I’ve been thinking about the power of blogging lately. It’s amazing how blogs and the openness of the web has helped communicate what is going on in Burma, in spite of the governmental shut downs, and blogs growing in popularity in Pakistan, Iraq, Iran, and other places in the world where “freedom of speech” can come with a jail sentence. As I prepare to leave next week for WordCamp Israel, October 25, 2007, in Tel Aviv, I’m reading the blogs of many Israelis. A saying keeps echoing through my thoughts: The pen is mightier than the sword.
Credited as being first said by Edward Bulwer-Lytton in 1839 play, Richelieu; Or the Conspiracy, I’ve seen many variations on this, but I wonder if anyone has yet said, “The blog is mightier than the pen and the sword.”
Just doesn’t have the same punch, does it?
Still, the ability of the written word to influence and change the world has been around for thousands of years. Its power increased when the word became portable, traveling from place to place as the population spread around the world, bringing the preserved words of the past with them.
Today, the written word is virtual, which could mean ephemeral, but it’s not. It is still made of sharp metal when used properly.
As I contemplate freedom of speech, blogging, and this old saying, let’s look at how that famous quote has been used by others to make a bigger point, and how it applies to blogs.
The pen is mightier than the sword, and considerably easier to write with.
Marty Feldman was a great comedian and actor, and he was right, the pen is much easier to write with. Still, imagine how easy it has become to leave the pen behind and use a blog? A blog is much easier to write with, not that it is easier to type on the computer, but because you reach a much wider audience.
Within seconds, your blog post can be found by millions of Internet users, if they are searching for what you are writing about. A few pings and search engines come to index your content and hand it out to searchers. Feed readers scoop it up, bringing your words into people’s homes and businesses almost instantly.
Your words are out there, for everyone to see. The power of your words lies waiting for someone to notice.
Hey, not many pens have that kind of networking power.
The pen is mightier than the sword and you should not confuse the two under any circumstances. Be persuasive, but don’t try to poke your reader’s eye out.
Without a doubt, Towler is right. Your blog must be persuasive if you want to get your point across, but take care not to poke out the eye of your reader. Don’t be offensive. Don’t be nasty. It’s your opinion, so have at it, but why be insulting.

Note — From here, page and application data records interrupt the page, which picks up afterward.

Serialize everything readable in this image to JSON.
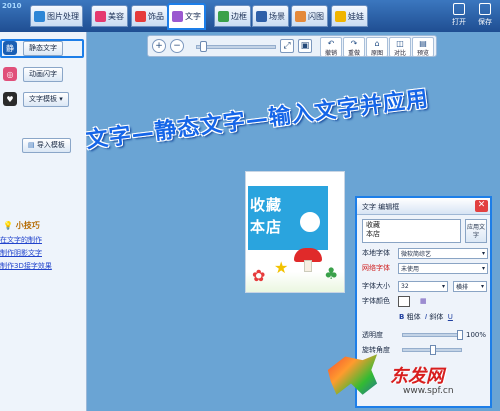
{
  "app": {
    "logo_text": "2010"
  },
  "tabs": [
    {
      "label": "图片处理",
      "color": "#2d86d6"
    },
    {
      "label": "美容",
      "color": "#e53a6f"
    },
    {
      "label": "饰品",
      "color": "#e63b3b"
    },
    {
      "label": "文字",
      "color": "#9b59d0"
    },
    {
      "label": "边框",
      "color": "#3aa14a"
    },
    {
      "label": "场景",
      "color": "#2e5fa8"
    },
    {
      "label": "闪图",
      "color": "#e4893a"
    },
    {
      "label": "娃娃",
      "color": "#f0b400"
    }
  ],
  "toolbar_right": {
    "open_label": "打开",
    "save_label": "保存"
  },
  "sidebar": {
    "static_badge": "静",
    "static_btn": "静态文字",
    "animated_btn": "动画闪字",
    "template_btn": "文字模板",
    "import_btn": "导入模板",
    "tips_title": "小技巧",
    "tips": [
      "在文字的制作",
      "制作阴影文字",
      "制作3D接字效果"
    ]
  },
  "zoom_toolbar": {
    "zoom_in": "+",
    "zoom_out": "−",
    "buttons": [
      "撤销",
      "重做",
      "原图",
      "对比",
      "预览"
    ]
  },
  "banner": "文字—静态文字—输入文字并应用",
  "photo": {
    "lines": [
      "收藏",
      "本店"
    ]
  },
  "text_panel": {
    "title": "文字 编辑框",
    "close": "✕",
    "text_lines": [
      "收藏",
      "本店"
    ],
    "apply_label": "应用文字",
    "local_font_label": "本地字体",
    "local_font_value": "微软简综艺",
    "web_font_label": "网络字体",
    "web_font_value": "未使用",
    "font_size_label": "字体大小",
    "font_size_value": "32",
    "layout_value": "横排",
    "font_color_label": "字体颜色",
    "bold_label": "粗体",
    "italic_label": "斜体",
    "underline_label": "U",
    "opacity_label": "透明度",
    "opacity_value": "100%",
    "opacity": 1.0,
    "rotation_label": "旋转角度"
  },
  "watermark": {
    "main": "东发网",
    "sub": "www.spf.cn"
  }
}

Unless your readers come because you specialize in entertaining insults.
Blog publishing is still publishing and your words have power. They have the power to help and heal as well as hurt. Use them carefully.
Quimby was eventually killed by a disgruntled poet during an experiment conducted in the palace grounds to prove the disputed accuracy of the proverb “The pen is mightier than the sword,” and in his memory it was amended to include the phrase, “only if the sword is very short, and the pen is very sharp.”
Your words can not just hurt others, they can hurt you when used against you.
We often forget that our words are a reflection of ourselves, who we are, our reputation, as well as our point of view. The saying “Live by the sword, die by the sword” can also be “live by the blog, die by the blog” as our published words say a lot about who we are and how we think, thus, can hurt us and our reputation if we don’t use them wisely.
If you’ve ever suffered a backlash from your blog readers, you know of what I speak.
We must have respect for the power of our words, to do no harm to ourselves as well as others – yet, if we want to get our point across, sometimes it is better to die by the sword if it means that lives are saved by getting your message out to the world, in spite of what your country’s government or others want.
While Bulwer-Lytton is credited with the saying, according to Trivia Library:
The Greek poet Euripides, who died about 406 B.C., said, “The tongue is mightier than the blade.”
In 1600 Shakespeare had Rosencrantz in Hamlet say that “… many wearing rapiers are afraid of goosequills.”
In 1621 Robert Burton wrote The Anatomy of Melancholy, in which he stated: “From this it is clear how much more cruel the pen may be than the sword.”
Also preceding Bulwer-Lytton was Thomas Jefferson, who in 1796 sent a letter to Thomas Paine in which he wrote: “Go on doing with your pen what in other times was done with the sword.”
I wonder what quote will be remembered today? The blog is mightier than…